BORDERLINE is a feature-length documentary that tells the story of Eunice Baker, a borderline mentally retarded woman who was sentenced to 15 years to life in prison for murdering a young child, despite evidence that the death was accidental. After nearly 5 years in prison, The New York State Appellate Court recently reduced Eunice's sentence to criminally negligent homicide, and she was released on time served.
When she was first brought in for questioning, Eunice, who did not understand her Miranda rights, signed a false confession. The document states that while babysitting young Charlotte Kurtz, Eunice intentionally killed the child by locking her in her bedroom and turning the thermostat up to 90 degrees on a hot June day. The defense in her trial claims that a short in the thermostat's circuitry caused the sweltering heat inside the home, a fact that is confirmed by the sworn testimony of an electrical expert. Eunice's lawyer also asserts that his client, due to her limited cognitive capacity (her IQ is between 65 and 78), did not realize that the heat posed a severe threat to the three-year-old child.
From day one, Eunice was tried in the media and found guilty. Not until the midst of the trial were any articles printed sympathetic to her, though evidence supporting her innocence had surfaced. With no audio or video recording of Eunice's confession, jurors were forced to decide whether or not she possesses the intelligence to have understood her Miranda rights or realized that Charlotte was in danger.
By following this controversy as it unfolds in the rural upstate New York courtroom of Judge Vincent Sgueglia, BORDERLINE draws attention to the problem of how mentally handicapped individuals are treated by the legal system across the nation, especially in rural communities and small towns. With more than 4% of the national prison population considered mentally retarded, this issue, which has been overlooked for decades, is only now gaining the national recognition it deserves.
According to Scott Miller, Eunice Baker's lawyer, mentally retarded people have little protection as they often waive their Miranda rights without understanding what they are doing. Since people with mental retardation tend to provide more incriminating evidence to prosecutors than other defendants, they are also generally less successful at plea-bargaining. When they go to trial, their testimony may be viewed as less credible because aggressive prosecutors can make them appear unreliable. Using Eunice Baker's case as an example, BORDERLINE raises the question of whether the legal system, which presupposes a mentally competent defendant is prepared and able to protect the rights of mentally disabled people.
The lives of both Charlotte Kurtz and Eunice Baker were tragic. Charlotte's mother, Nikki Sherman, was 16 when she became pregnant. After being taken away by social services, Charlotte changed foster parents seven times. Eunice was the victim of repeated sexual abuse at the hands of her stepfather. By delving deep into their troubled backgrounds, this film seeks to explain the non-legal issues and complexities leading up to the fateful night, attempting to help viewers understand how such a tragedy could come to pass.

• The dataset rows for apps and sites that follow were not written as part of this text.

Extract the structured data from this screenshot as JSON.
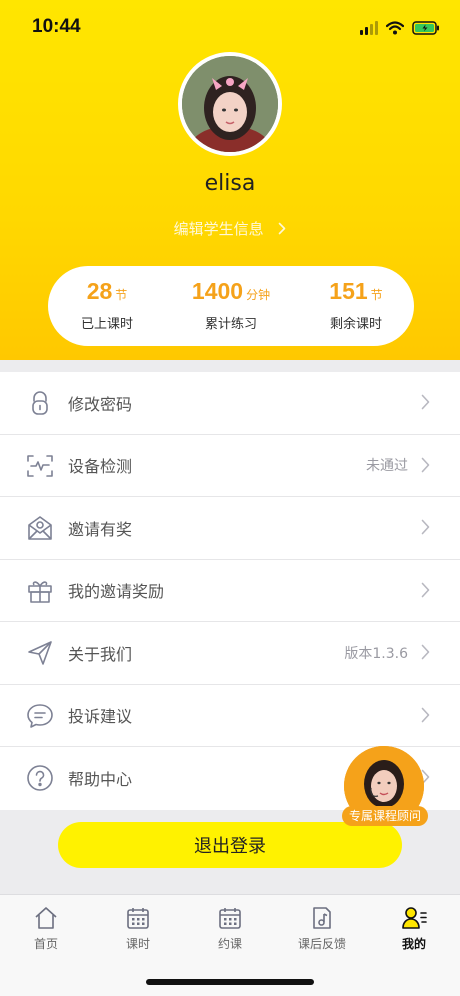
{
  "status_bar": {
    "time": "10:44"
  },
  "profile": {
    "username": "elisa",
    "edit_label": "编辑学生信息",
    "edit_chevron": "›"
  },
  "stats": [
    {
      "value": "28",
      "unit": "节",
      "label": "已上课时"
    },
    {
      "value": "1400",
      "unit": "分钟",
      "label": "累计练习"
    },
    {
      "value": "151",
      "unit": "节",
      "label": "剩余课时"
    }
  ],
  "menu": {
    "items": [
      {
        "label": "修改密码",
        "value": "",
        "icon": "lock-icon"
      },
      {
        "label": "设备检测",
        "value": "未通过",
        "icon": "device-check-icon"
      },
      {
        "label": "邀请有奖",
        "value": "",
        "icon": "envelope-icon"
      },
      {
        "label": "我的邀请奖励",
        "value": "",
        "icon": "gift-icon"
      },
      {
        "label": "关于我们",
        "value": "版本1.3.6",
        "icon": "paper-plane-icon"
      },
      {
        "label": "投诉建议",
        "value": "",
        "icon": "chat-bubble-icon"
      },
      {
        "label": "帮助中心",
        "value": "",
        "icon": "question-icon"
      }
    ]
  },
  "logout": {
    "label": "退出登录"
  },
  "advisor": {
    "label": "专属课程顾问"
  },
  "tabbar": {
    "tabs": [
      {
        "label": "首页",
        "icon": "home-icon",
        "active": false
      },
      {
        "label": "课时",
        "icon": "calendar-icon",
        "active": false
      },
      {
        "label": "约课",
        "icon": "calendar-icon",
        "active": false
      },
      {
        "label": "课后反馈",
        "icon": "feedback-icon",
        "active": false
      },
      {
        "label": "我的",
        "icon": "profile-icon",
        "active": true
      }
    ]
  },
  "colors": {
    "accent_yellow": "#ffe600",
    "stat_orange": "#f5a21a",
    "button_yellow": "#fff200"
  }
}
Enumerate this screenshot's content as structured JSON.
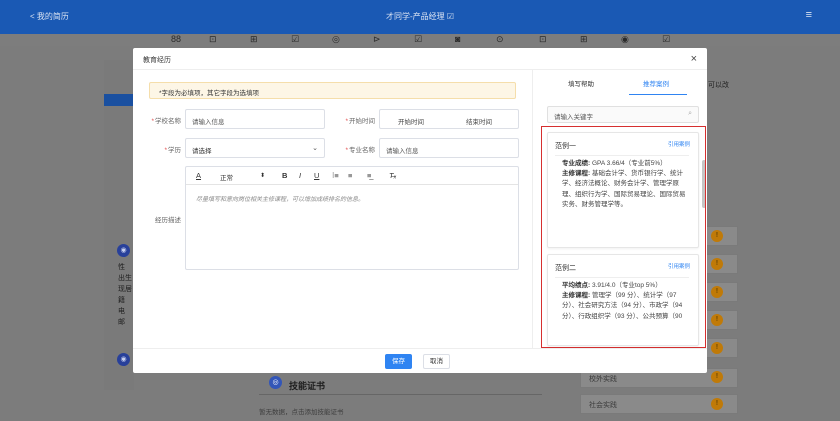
{
  "topbar": {
    "back": "< 我的简历",
    "title": "才同学-产品经理 ☑",
    "menu_icon": "≡"
  },
  "toolbar_icons": [
    "88",
    "⊡",
    "⊞",
    "☑",
    "◎",
    "⊳",
    "☑",
    "◙",
    "⊙",
    "⊡",
    "⊞",
    "◉",
    "☑"
  ],
  "background": {
    "right_hint": "可以改",
    "side_labels": [
      "性",
      "出生",
      "现居",
      "籍",
      "电",
      "邮"
    ],
    "section_title": "技能证书",
    "section_empty_text": "暂无数据，点击添加技能证书",
    "right_row_label": "社会实践",
    "right_row_label2": "校外实践",
    "badge_text": "!"
  },
  "modal": {
    "title": "教育经历",
    "close": "×",
    "notice": "*字段为必填项，其它字段为选填项",
    "school_label": "学校名称",
    "school_placeholder": "请输入信息",
    "time_label": "开始时间",
    "start_time": "开始时间",
    "end_time": "结束时间",
    "degree_label": "学历",
    "degree_value": "请选择",
    "major_label": "专业名称",
    "major_placeholder": "请输入信息",
    "desc_label": "经历描述",
    "editor": {
      "font_size": "正常",
      "placeholder": "尽量填写和意向岗位相关主修课程，可以增加成绩排名的信息。"
    },
    "save": "保存",
    "cancel": "取消"
  },
  "helper": {
    "tabs": [
      "填写帮助",
      "推荐案例"
    ],
    "active_tab": "推荐案例",
    "search_placeholder": "请输入关键字",
    "cards": [
      {
        "title": "范例一",
        "cite": "引用案例",
        "k1": "专业成绩:",
        "v1": " GPA 3.66/4（专业前5%）",
        "k2": "主修课程:",
        "v2": " 基础会计学、货币银行学、统计学、经济法概论、财务会计学、管理学原理、组织行为学、国际贸易理论、国际贸易实务、财务管理学等。"
      },
      {
        "title": "范例二",
        "cite": "引用案例",
        "k1": "平均绩点:",
        "v1": " 3.91/4.0（专业top 5%）",
        "k2": "主修课程:",
        "v2": " 管理学（99 分）、统计学（97 分）、社会研究方法（94 分）、市政学（94 分）、行政组织学（93 分）、公共预算（90"
      }
    ]
  },
  "colors": {
    "brand": "#1a59b4",
    "primary": "#2f84f2",
    "highlight": "#d62f2f",
    "required": "#e34b4b"
  }
}
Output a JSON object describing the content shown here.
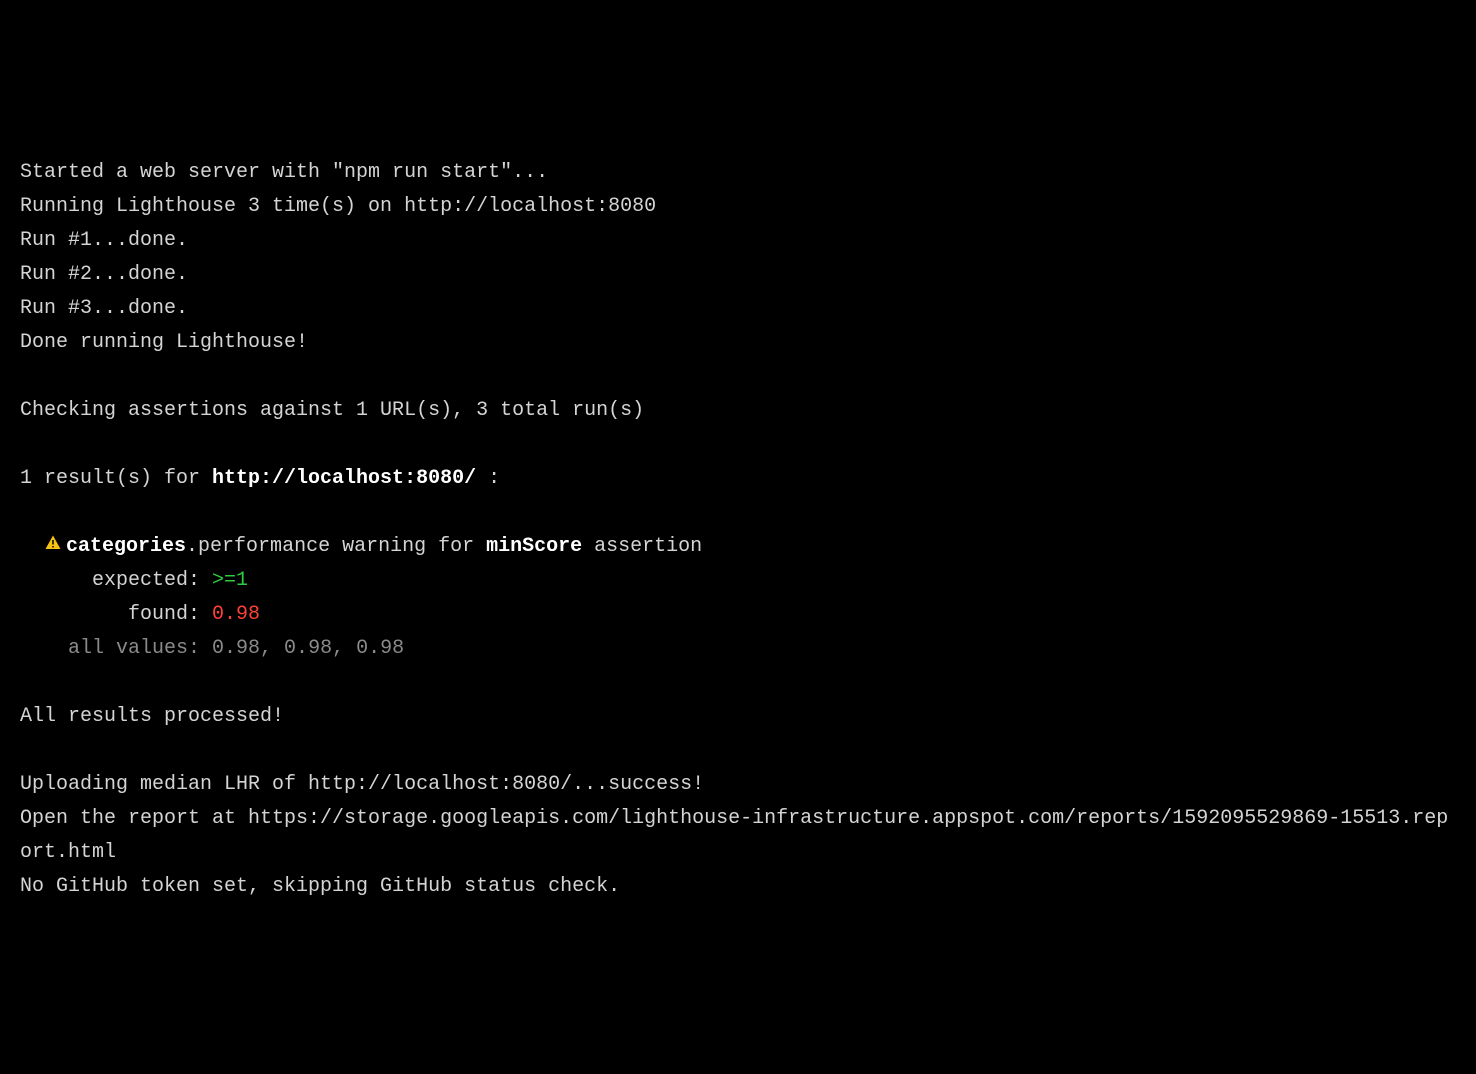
{
  "lines": {
    "started": "Started a web server with \"npm run start\"...",
    "running": "Running Lighthouse 3 time(s) on http://localhost:8080",
    "run1": "Run #1...done.",
    "run2": "Run #2...done.",
    "run3": "Run #3...done.",
    "doneRunning": "Done running Lighthouse!",
    "blank": "",
    "checking": "Checking assertions against 1 URL(s), 3 total run(s)",
    "resultsPrefix": "1 result(s) for ",
    "resultsUrl": "http://localhost:8080/",
    "resultsSuffix": " :",
    "warnIndent": "  ",
    "catBold": "categories",
    "catDot": ".performance warning for ",
    "minScore": "minScore",
    "assertionSuffix": " assertion",
    "expectedLabel": "      expected: ",
    "expectedValue": ">=1",
    "foundLabel": "         found: ",
    "foundValue": "0.98",
    "allValuesLabel": "    all values: ",
    "allValuesValue": "0.98, 0.98, 0.98",
    "allProcessed": "All results processed!",
    "uploading": "Uploading median LHR of http://localhost:8080/...success!",
    "openReport": "Open the report at https://storage.googleapis.com/lighthouse-infrastructure.appspot.com/reports/1592095529869-15513.report.html",
    "noGithub": "No GitHub token set, skipping GitHub status check."
  }
}
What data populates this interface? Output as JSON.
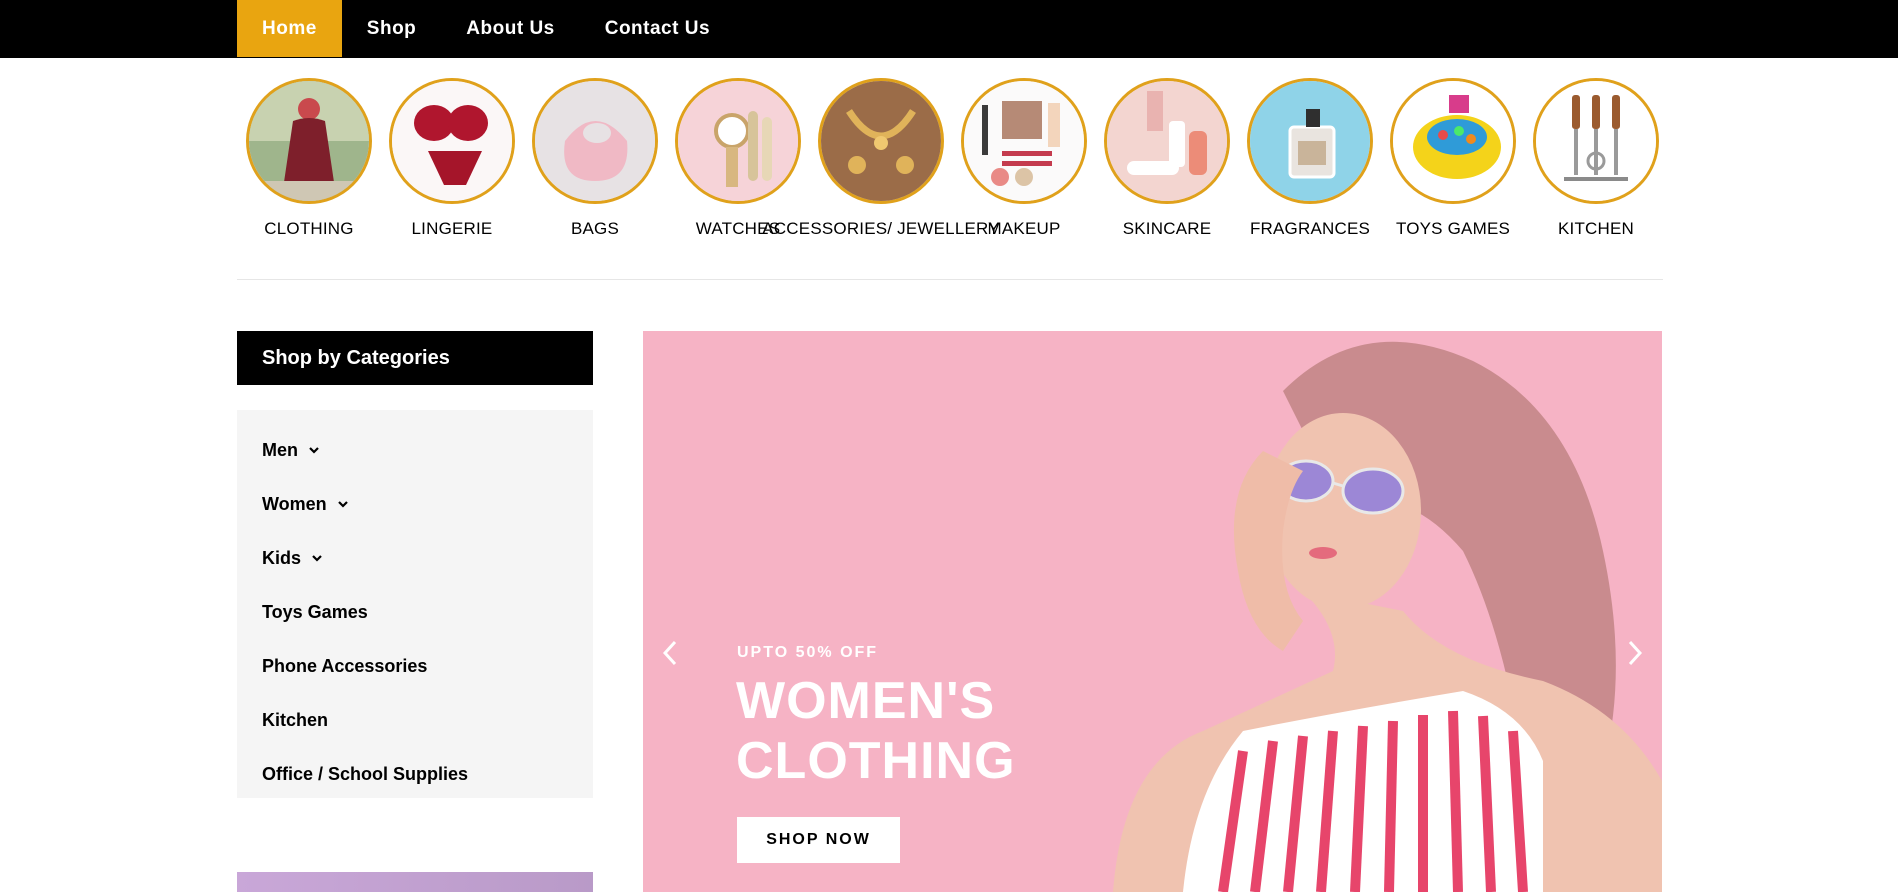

BORDERLINE unfolds chronologically, emerging as a poignant story of one family's struggle for justice in the context of a small, economically depressed rural town. As Eunice's case progresses, the audience is forced to grapple with challenging questions about how often individuals with limited cognitive capacity sign false confessions and whether these confessions, which are neither video nor audio taped, are enough to warrant prosecution. The film focuses on the Baker family in order to paint a more complete picture of Eunice's handicap, but viewers are reminded by interviews with the victim's mother and foster parents of the pain caused by the child's death.
Following Eunice's story from her initial trial to her ultimate release, and focusing on her family's struggle to defend her despite poverty and their own mental disabilities, BORDERLINE draws attention to the way mentally handicapped individuals are treated by the legal system, especially in rural communities and small towns. Ultimately, the film proves that the legal system, while seriously flawed, has the potential to right itself and correct injustice.